┌──

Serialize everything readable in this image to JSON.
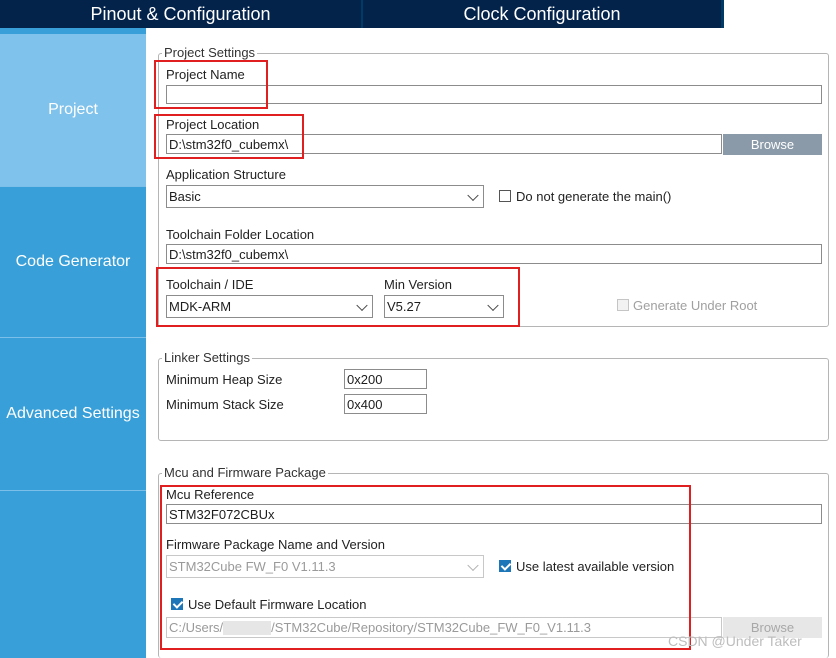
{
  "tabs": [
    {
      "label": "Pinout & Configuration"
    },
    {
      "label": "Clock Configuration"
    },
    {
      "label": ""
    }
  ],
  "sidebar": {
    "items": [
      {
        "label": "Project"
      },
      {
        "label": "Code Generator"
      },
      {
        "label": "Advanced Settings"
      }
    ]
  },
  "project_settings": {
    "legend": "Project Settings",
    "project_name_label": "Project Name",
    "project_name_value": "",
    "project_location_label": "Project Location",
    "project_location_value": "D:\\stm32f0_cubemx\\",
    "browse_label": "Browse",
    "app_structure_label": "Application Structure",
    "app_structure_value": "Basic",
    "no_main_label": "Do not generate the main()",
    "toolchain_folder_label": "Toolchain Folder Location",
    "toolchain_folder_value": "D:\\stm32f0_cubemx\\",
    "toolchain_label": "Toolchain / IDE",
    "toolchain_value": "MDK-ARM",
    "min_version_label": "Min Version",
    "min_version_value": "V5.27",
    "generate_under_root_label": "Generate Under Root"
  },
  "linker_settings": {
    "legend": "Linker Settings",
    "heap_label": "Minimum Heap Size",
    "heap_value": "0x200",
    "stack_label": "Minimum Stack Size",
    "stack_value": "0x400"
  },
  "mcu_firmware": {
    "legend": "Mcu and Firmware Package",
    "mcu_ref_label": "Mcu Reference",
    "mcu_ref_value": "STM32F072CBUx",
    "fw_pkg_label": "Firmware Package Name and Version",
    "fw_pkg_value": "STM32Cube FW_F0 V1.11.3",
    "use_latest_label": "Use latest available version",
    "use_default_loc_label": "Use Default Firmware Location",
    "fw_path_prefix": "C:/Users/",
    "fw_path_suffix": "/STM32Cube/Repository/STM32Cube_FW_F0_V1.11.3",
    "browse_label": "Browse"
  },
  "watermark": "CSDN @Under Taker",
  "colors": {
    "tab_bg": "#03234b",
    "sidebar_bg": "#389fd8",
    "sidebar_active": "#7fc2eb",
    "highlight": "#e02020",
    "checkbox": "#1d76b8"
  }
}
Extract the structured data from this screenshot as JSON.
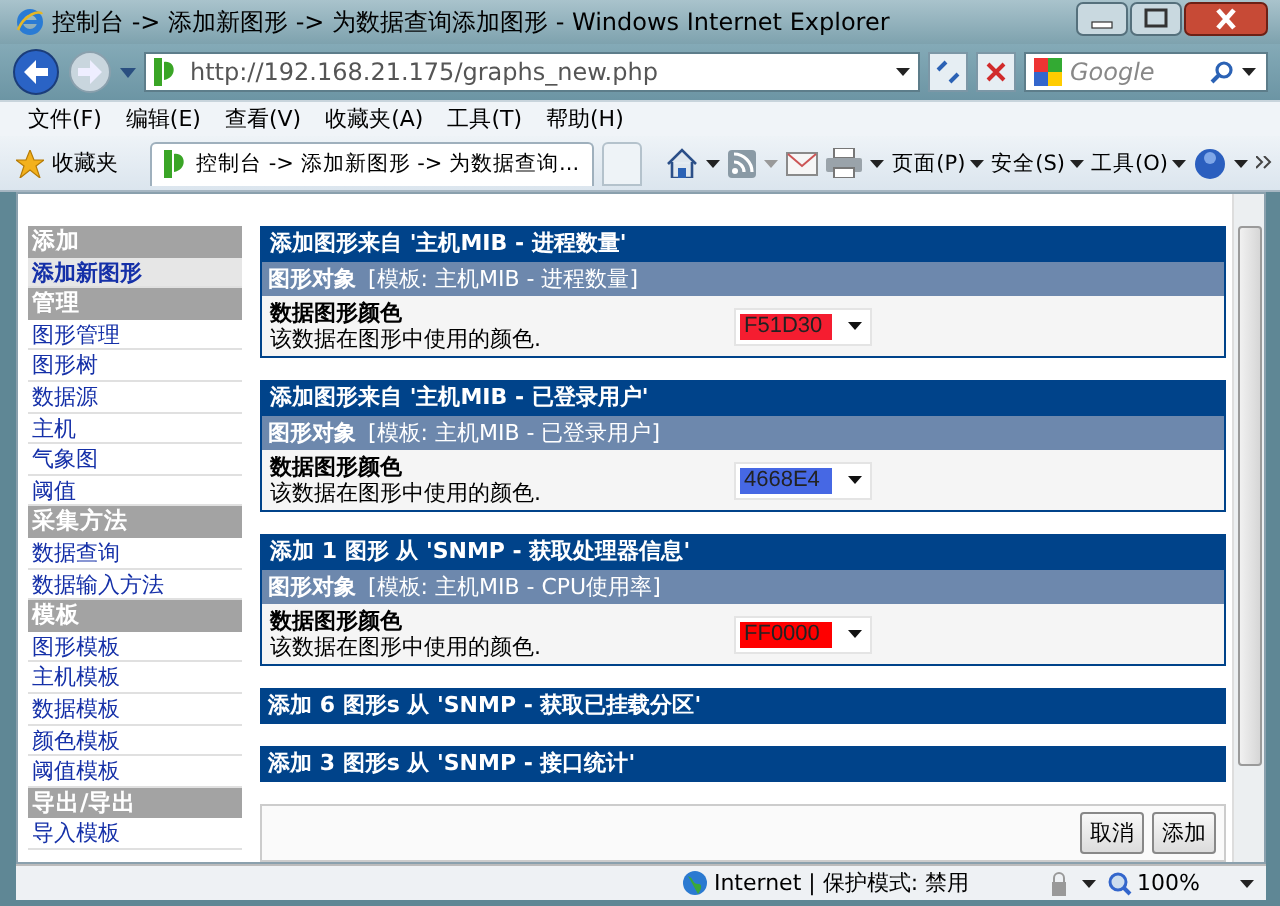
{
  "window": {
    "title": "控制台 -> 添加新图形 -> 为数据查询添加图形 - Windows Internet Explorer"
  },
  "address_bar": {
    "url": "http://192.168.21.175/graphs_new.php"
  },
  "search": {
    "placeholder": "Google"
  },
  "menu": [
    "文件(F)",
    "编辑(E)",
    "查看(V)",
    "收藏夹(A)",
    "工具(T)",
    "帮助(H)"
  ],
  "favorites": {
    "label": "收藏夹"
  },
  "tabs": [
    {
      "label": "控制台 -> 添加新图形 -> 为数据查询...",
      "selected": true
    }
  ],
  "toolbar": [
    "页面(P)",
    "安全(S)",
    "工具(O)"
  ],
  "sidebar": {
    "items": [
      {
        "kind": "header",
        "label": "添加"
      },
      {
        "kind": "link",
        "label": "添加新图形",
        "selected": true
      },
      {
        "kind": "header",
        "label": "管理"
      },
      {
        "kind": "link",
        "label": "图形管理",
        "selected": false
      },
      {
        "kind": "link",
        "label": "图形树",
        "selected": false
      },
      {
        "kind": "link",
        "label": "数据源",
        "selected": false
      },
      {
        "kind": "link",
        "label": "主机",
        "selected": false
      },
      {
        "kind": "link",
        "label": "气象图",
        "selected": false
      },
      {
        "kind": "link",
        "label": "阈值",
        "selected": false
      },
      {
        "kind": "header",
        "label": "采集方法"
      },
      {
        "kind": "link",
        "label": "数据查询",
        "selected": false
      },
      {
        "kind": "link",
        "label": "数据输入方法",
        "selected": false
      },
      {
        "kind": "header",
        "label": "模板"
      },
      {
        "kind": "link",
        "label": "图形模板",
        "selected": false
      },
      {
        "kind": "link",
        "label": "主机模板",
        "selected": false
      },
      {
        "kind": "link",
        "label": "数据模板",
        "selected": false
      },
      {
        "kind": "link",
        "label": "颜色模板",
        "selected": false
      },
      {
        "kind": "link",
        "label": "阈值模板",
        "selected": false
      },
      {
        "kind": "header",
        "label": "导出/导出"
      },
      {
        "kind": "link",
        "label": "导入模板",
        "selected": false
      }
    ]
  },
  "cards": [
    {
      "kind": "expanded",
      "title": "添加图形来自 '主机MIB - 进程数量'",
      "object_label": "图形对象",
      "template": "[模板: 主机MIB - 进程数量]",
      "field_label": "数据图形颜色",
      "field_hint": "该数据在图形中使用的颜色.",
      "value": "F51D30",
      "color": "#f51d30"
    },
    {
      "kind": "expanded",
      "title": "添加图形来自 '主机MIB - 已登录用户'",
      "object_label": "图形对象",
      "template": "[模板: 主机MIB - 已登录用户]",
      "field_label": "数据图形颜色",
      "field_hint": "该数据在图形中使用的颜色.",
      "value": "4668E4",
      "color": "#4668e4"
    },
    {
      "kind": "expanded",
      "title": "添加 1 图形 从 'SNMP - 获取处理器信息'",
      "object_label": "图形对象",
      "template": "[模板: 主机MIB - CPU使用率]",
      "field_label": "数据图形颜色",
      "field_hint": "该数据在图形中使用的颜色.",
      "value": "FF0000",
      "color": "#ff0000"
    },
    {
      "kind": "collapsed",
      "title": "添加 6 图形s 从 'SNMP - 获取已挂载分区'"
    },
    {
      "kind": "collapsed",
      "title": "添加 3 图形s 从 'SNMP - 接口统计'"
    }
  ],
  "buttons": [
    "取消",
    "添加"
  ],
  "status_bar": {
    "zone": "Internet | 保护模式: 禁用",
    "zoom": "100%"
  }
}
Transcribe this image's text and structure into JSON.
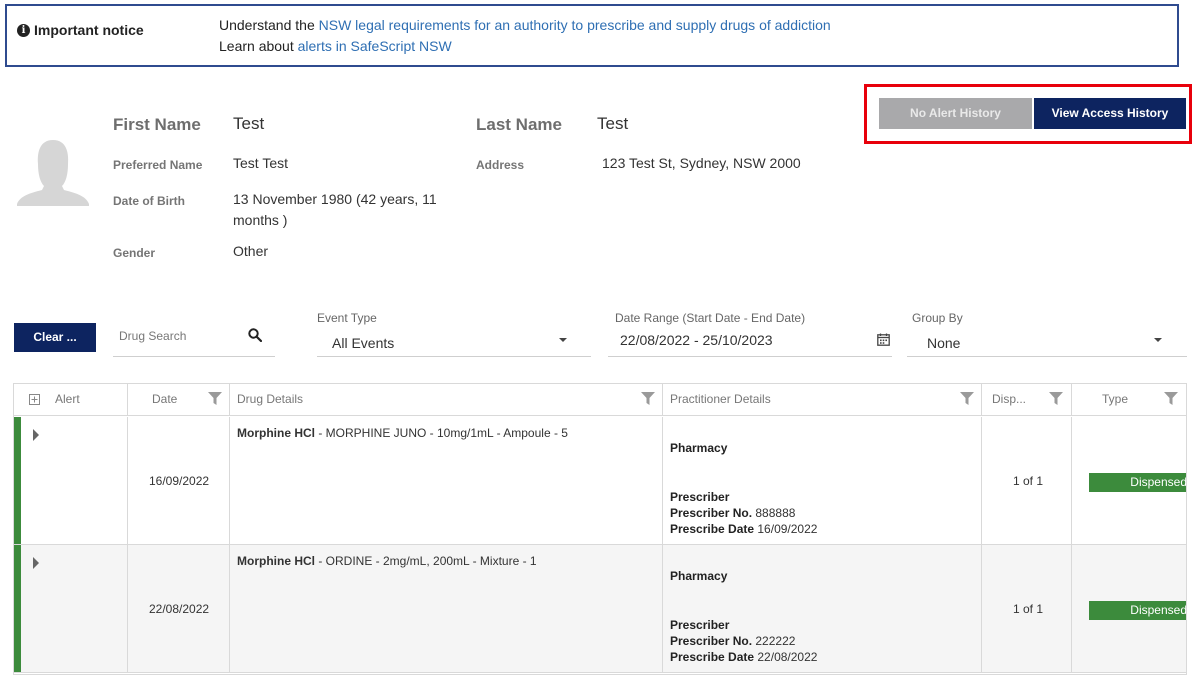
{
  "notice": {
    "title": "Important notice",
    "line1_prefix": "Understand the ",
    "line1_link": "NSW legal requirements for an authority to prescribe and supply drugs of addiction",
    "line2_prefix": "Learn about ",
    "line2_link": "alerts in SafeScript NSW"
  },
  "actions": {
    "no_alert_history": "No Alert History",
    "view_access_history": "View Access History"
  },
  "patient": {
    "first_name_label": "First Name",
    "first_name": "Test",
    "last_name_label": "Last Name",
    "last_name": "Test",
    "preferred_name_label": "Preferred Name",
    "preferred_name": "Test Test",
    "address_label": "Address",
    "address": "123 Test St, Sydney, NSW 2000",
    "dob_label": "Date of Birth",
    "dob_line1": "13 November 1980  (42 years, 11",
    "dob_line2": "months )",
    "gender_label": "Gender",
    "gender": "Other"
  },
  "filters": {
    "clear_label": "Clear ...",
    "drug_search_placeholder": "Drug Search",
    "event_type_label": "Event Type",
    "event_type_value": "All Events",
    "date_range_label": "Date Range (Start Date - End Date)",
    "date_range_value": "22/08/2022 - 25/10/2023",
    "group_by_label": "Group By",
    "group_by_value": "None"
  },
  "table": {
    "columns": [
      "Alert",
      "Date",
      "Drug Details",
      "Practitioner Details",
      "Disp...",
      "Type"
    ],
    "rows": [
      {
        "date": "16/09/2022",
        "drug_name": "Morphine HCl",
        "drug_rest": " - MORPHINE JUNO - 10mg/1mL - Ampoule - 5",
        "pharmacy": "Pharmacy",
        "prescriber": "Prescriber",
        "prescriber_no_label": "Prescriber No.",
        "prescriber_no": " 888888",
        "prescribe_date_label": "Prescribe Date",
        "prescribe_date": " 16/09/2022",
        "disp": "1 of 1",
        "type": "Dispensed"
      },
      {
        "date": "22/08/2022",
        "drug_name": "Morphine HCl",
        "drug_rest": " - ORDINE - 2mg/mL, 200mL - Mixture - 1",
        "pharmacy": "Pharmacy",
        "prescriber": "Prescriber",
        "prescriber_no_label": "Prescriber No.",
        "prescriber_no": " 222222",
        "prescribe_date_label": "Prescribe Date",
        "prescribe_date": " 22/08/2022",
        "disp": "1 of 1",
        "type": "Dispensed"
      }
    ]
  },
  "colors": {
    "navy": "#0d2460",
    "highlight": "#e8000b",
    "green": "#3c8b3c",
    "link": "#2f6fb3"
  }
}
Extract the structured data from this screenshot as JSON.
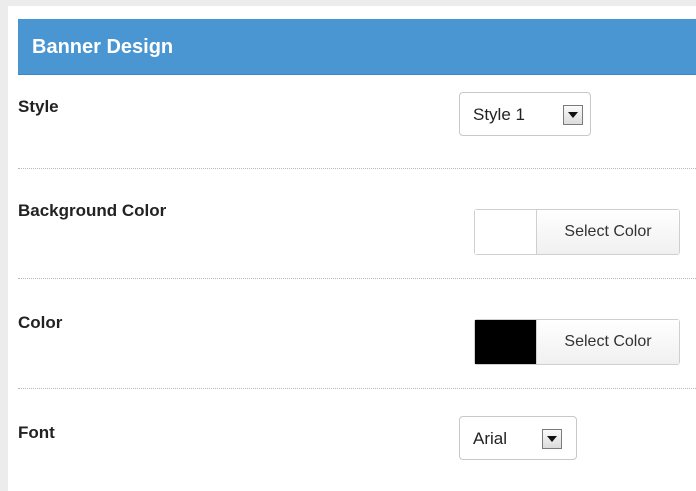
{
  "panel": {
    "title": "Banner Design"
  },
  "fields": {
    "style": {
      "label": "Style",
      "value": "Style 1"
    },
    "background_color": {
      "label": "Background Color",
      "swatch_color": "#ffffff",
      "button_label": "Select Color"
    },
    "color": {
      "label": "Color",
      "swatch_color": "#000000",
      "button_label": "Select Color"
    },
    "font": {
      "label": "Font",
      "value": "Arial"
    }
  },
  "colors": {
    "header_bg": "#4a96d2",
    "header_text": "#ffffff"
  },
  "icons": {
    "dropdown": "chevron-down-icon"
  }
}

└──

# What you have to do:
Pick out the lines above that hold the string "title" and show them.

# Task result:
    "title": "控制台 -> 添加新图形 -> 为数据查询添加图形 - Windows Internet Explorer"
      "title": "添加图形来自 '主机MIB - 进程数量'",
      "title": "添加图形来自 '主机MIB - 已登录用户'",
      "title": "添加 1 图形 从 'SNMP - 获取处理器信息'",
      "title": "添加 6 图形s 从 'SNMP - 获取已挂载分区'"
      "title": "添加 3 图形s 从 'SNMP - 接口统计'"
    "title": "Important notice",
    "title": "Banner Design"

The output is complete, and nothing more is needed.